#### [What the task requires]
Copy all records verbatim, images excluded.

= Beginning of Section =

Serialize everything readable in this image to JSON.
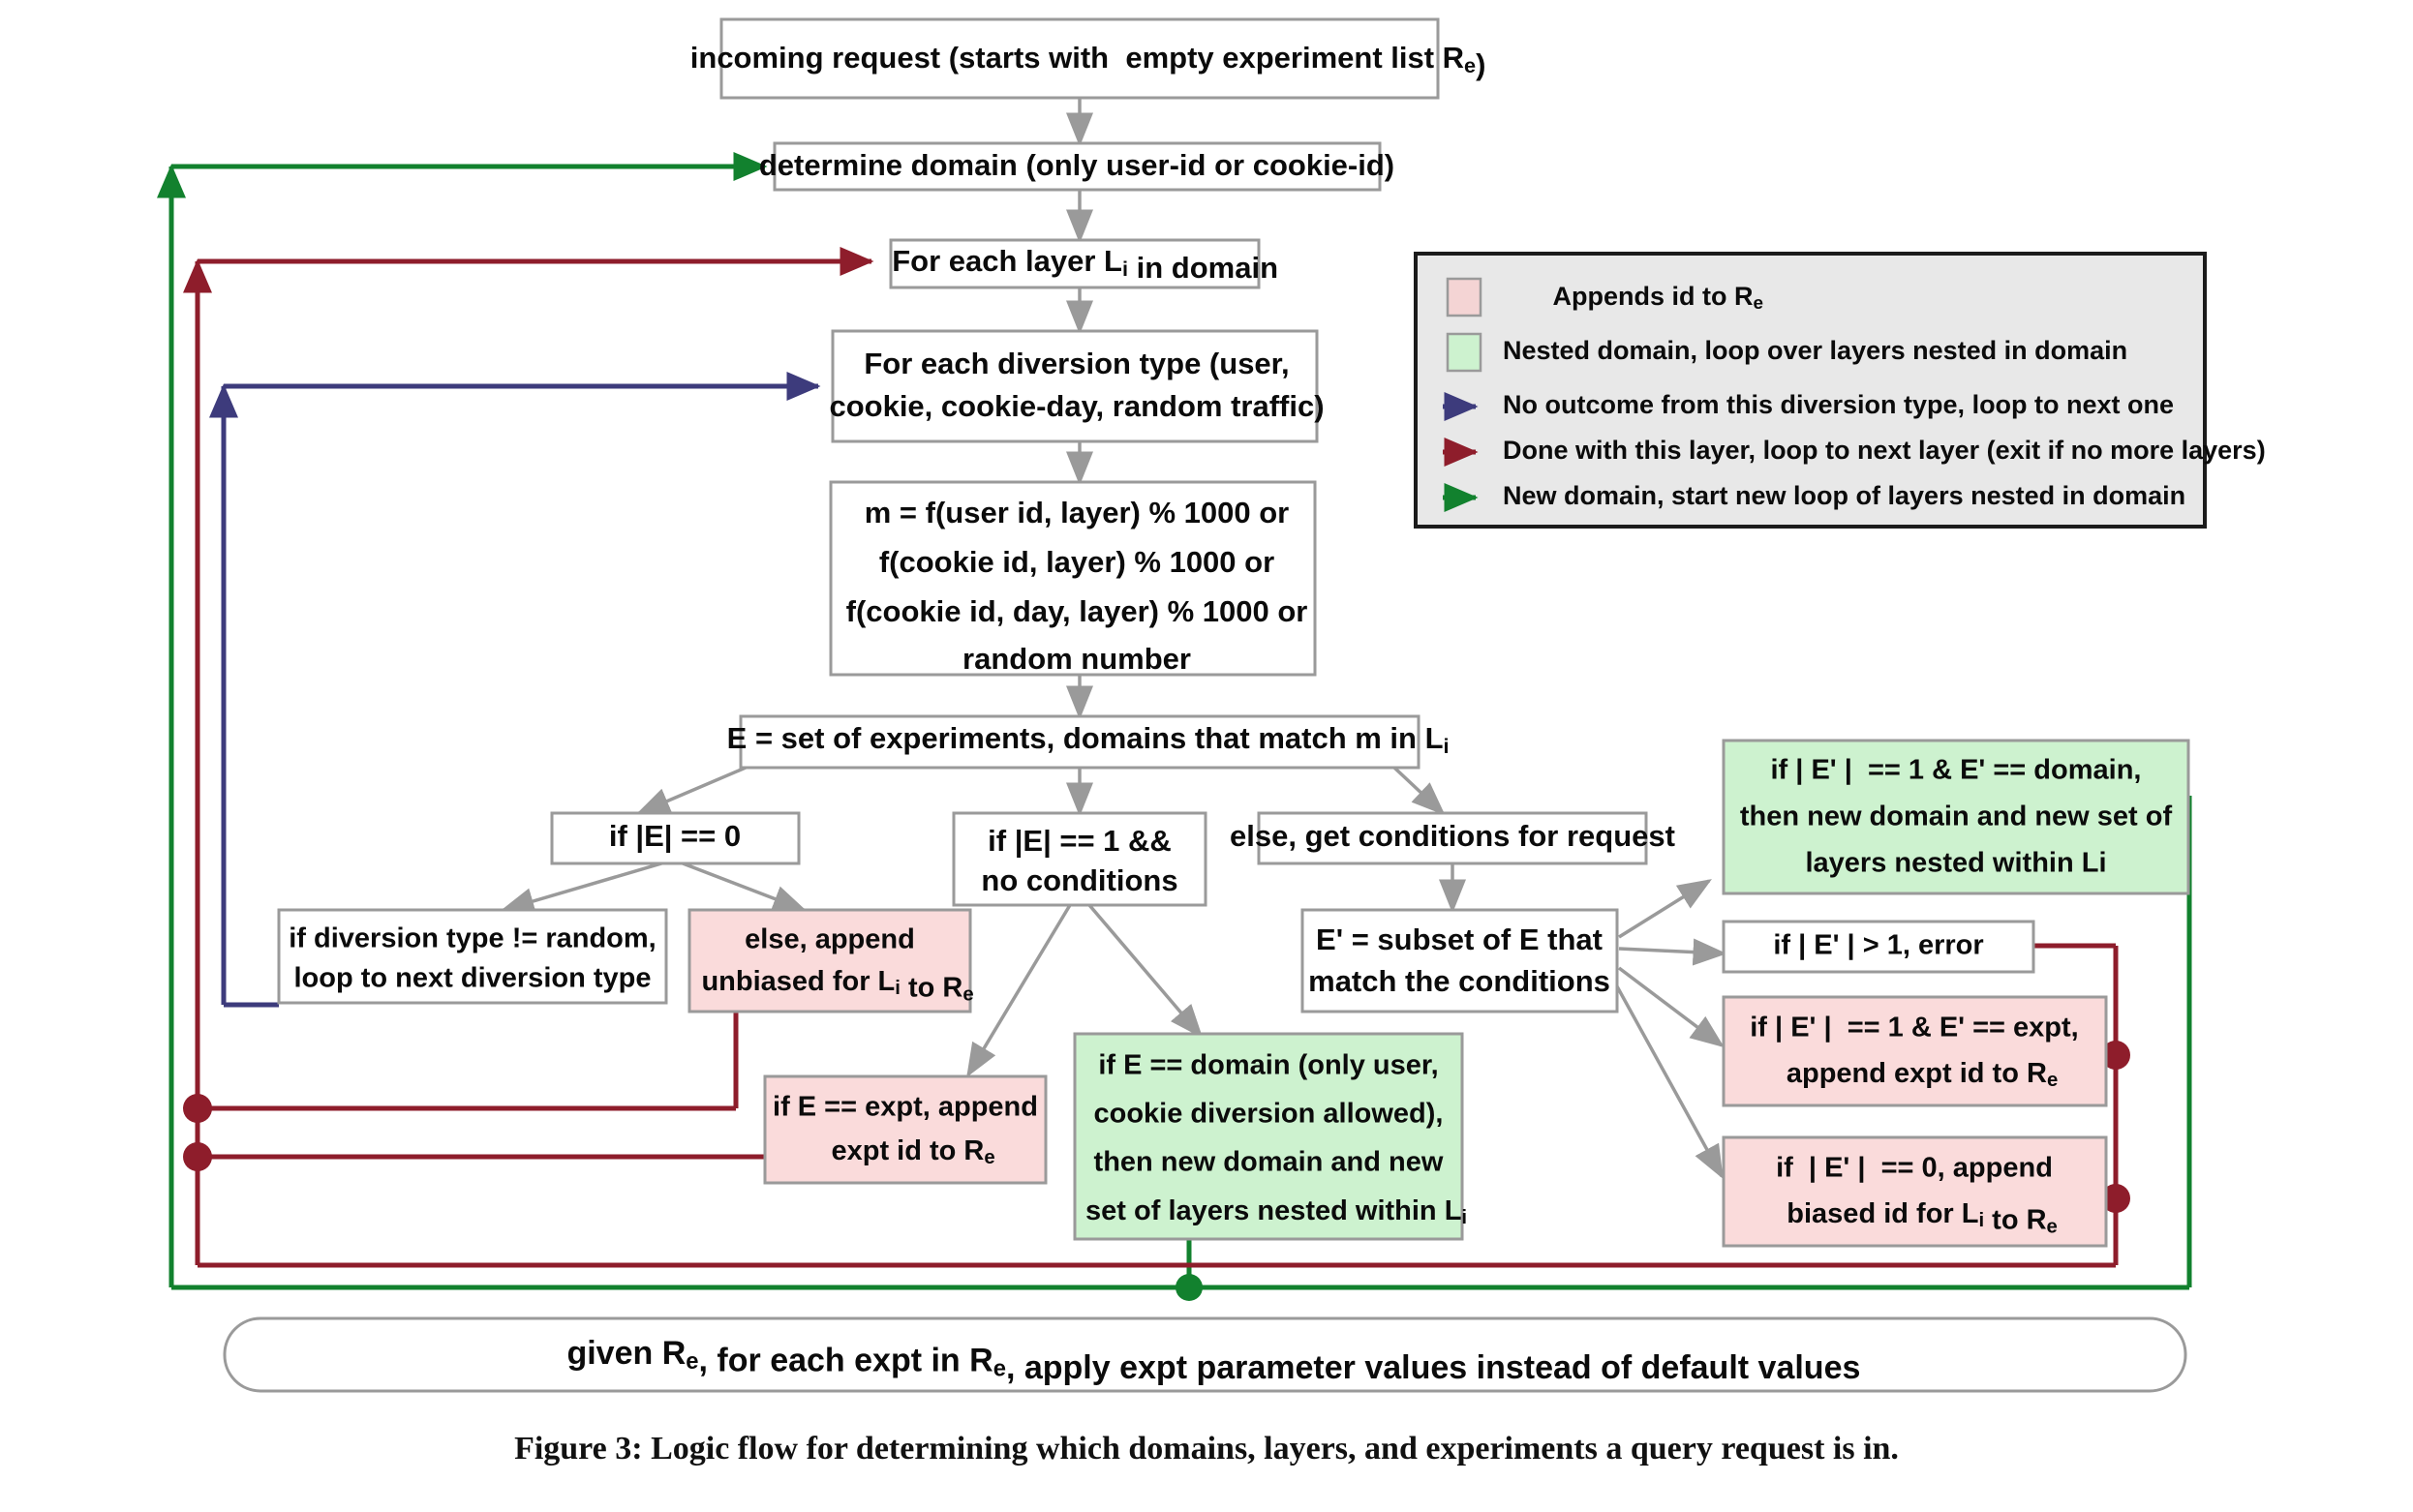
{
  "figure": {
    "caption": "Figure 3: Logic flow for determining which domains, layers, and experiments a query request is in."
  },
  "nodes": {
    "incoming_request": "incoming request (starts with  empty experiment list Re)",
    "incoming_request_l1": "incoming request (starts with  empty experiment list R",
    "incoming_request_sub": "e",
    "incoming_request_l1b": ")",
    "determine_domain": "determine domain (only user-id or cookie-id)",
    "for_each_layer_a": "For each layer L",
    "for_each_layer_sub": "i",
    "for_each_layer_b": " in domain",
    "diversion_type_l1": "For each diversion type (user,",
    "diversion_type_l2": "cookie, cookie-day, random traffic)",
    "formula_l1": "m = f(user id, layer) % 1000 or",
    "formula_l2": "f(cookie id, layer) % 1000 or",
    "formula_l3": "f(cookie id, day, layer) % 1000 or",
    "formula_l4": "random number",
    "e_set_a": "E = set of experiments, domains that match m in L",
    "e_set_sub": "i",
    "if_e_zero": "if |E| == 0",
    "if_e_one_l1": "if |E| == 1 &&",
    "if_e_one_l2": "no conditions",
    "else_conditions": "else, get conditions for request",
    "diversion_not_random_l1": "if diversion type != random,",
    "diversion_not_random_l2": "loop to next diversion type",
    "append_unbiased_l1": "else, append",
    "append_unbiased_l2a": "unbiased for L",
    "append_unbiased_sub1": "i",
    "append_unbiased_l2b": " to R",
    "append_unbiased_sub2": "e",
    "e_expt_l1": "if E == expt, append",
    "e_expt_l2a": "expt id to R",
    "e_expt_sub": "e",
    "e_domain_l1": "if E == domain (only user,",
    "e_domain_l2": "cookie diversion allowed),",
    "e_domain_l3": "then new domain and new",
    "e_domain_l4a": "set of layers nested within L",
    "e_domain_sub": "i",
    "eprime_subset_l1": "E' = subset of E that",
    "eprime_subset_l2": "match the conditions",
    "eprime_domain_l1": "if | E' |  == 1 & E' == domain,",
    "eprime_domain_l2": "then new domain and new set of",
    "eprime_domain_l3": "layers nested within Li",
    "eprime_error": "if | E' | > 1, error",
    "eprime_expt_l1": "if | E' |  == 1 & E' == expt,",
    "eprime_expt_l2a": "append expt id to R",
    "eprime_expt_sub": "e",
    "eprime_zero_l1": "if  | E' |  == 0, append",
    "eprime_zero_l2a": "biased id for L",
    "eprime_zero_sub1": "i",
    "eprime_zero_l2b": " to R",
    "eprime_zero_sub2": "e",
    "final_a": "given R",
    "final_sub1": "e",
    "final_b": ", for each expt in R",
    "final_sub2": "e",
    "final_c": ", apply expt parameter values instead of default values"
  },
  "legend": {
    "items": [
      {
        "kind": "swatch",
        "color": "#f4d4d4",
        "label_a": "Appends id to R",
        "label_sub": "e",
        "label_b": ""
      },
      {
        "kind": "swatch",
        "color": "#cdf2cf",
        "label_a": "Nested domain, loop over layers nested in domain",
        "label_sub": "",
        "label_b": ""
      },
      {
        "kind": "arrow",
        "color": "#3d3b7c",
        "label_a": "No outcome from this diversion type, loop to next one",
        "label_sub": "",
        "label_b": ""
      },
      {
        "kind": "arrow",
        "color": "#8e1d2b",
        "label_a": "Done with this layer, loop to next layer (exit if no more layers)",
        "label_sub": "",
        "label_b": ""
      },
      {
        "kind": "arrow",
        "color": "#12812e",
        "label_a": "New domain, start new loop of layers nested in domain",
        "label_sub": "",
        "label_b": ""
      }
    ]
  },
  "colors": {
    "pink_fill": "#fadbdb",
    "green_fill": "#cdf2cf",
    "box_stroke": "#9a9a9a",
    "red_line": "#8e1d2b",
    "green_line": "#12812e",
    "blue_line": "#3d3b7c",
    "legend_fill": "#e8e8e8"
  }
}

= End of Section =

#### [Answer to this problem]
Serialize everything readable in this image to JSON.
{
  "figure": {
    "caption": "Figure 3: Logic flow for determining which domains, layers, and experiments a query request is in."
  },
  "nodes": {
    "incoming_request": "incoming request (starts with  empty experiment list Re)",
    "incoming_request_l1": "incoming request (starts with  empty experiment list R",
    "incoming_request_sub": "e",
    "incoming_request_l1b": ")",
    "determine_domain": "determine domain (only user-id or cookie-id)",
    "for_each_layer_a": "For each layer L",
    "for_each_layer_sub": "i",
    "for_each_layer_b": " in domain",
    "diversion_type_l1": "For each diversion type (user,",
    "diversion_type_l2": "cookie, cookie-day, random traffic)",
    "formula_l1": "m = f(user id, layer) % 1000 or",
    "formula_l2": "f(cookie id, layer) % 1000 or",
    "formula_l3": "f(cookie id, day, layer) % 1000 or",
    "formula_l4": "random number",
    "e_set_a": "E = set of experiments, domains that match m in L",
    "e_set_sub": "i",
    "if_e_zero": "if |E| == 0",
    "if_e_one_l1": "if |E| == 1 &&",
    "if_e_one_l2": "no conditions",
    "else_conditions": "else, get conditions for request",
    "diversion_not_random_l1": "if diversion type != random,",
    "diversion_not_random_l2": "loop to next diversion type",
    "append_unbiased_l1": "else, append",
    "append_unbiased_l2a": "unbiased for L",
    "append_unbiased_sub1": "i",
    "append_unbiased_l2b": " to R",
    "append_unbiased_sub2": "e",
    "e_expt_l1": "if E == expt, append",
    "e_expt_l2a": "expt id to R",
    "e_expt_sub": "e",
    "e_domain_l1": "if E == domain (only user,",
    "e_domain_l2": "cookie diversion allowed),",
    "e_domain_l3": "then new domain and new",
    "e_domain_l4a": "set of layers nested within L",
    "e_domain_sub": "i",
    "eprime_subset_l1": "E' = subset of E that",
    "eprime_subset_l2": "match the conditions",
    "eprime_domain_l1": "if | E' |  == 1 & E' == domain,",
    "eprime_domain_l2": "then new domain and new set of",
    "eprime_domain_l3": "layers nested within Li",
    "eprime_error": "if | E' | > 1, error",
    "eprime_expt_l1": "if | E' |  == 1 & E' == expt,",
    "eprime_expt_l2a": "append expt id to R",
    "eprime_expt_sub": "e",
    "eprime_zero_l1": "if  | E' |  == 0, append",
    "eprime_zero_l2a": "biased id for L",
    "eprime_zero_sub1": "i",
    "eprime_zero_l2b": " to R",
    "eprime_zero_sub2": "e",
    "final_a": "given R",
    "final_sub1": "e",
    "final_b": ", for each expt in R",
    "final_sub2": "e",
    "final_c": ", apply expt parameter values instead of default values"
  },
  "legend": {
    "items": [
      {
        "kind": "swatch",
        "color": "#f4d4d4",
        "label_a": "Appends id to R",
        "label_sub": "e",
        "label_b": ""
      },
      {
        "kind": "swatch",
        "color": "#cdf2cf",
        "label_a": "Nested domain, loop over layers nested in domain",
        "label_sub": "",
        "label_b": ""
      },
      {
        "kind": "arrow",
        "color": "#3d3b7c",
        "label_a": "No outcome from this diversion type, loop to next one",
        "label_sub": "",
        "label_b": ""
      },
      {
        "kind": "arrow",
        "color": "#8e1d2b",
        "label_a": "Done with this layer, loop to next layer (exit if no more layers)",
        "label_sub": "",
        "label_b": ""
      },
      {
        "kind": "arrow",
        "color": "#12812e",
        "label_a": "New domain, start new loop of layers nested in domain",
        "label_sub": "",
        "label_b": ""
      }
    ]
  },
  "colors": {
    "pink_fill": "#fadbdb",
    "green_fill": "#cdf2cf",
    "box_stroke": "#9a9a9a",
    "red_line": "#8e1d2b",
    "green_line": "#12812e",
    "blue_line": "#3d3b7c",
    "legend_fill": "#e8e8e8"
  }
}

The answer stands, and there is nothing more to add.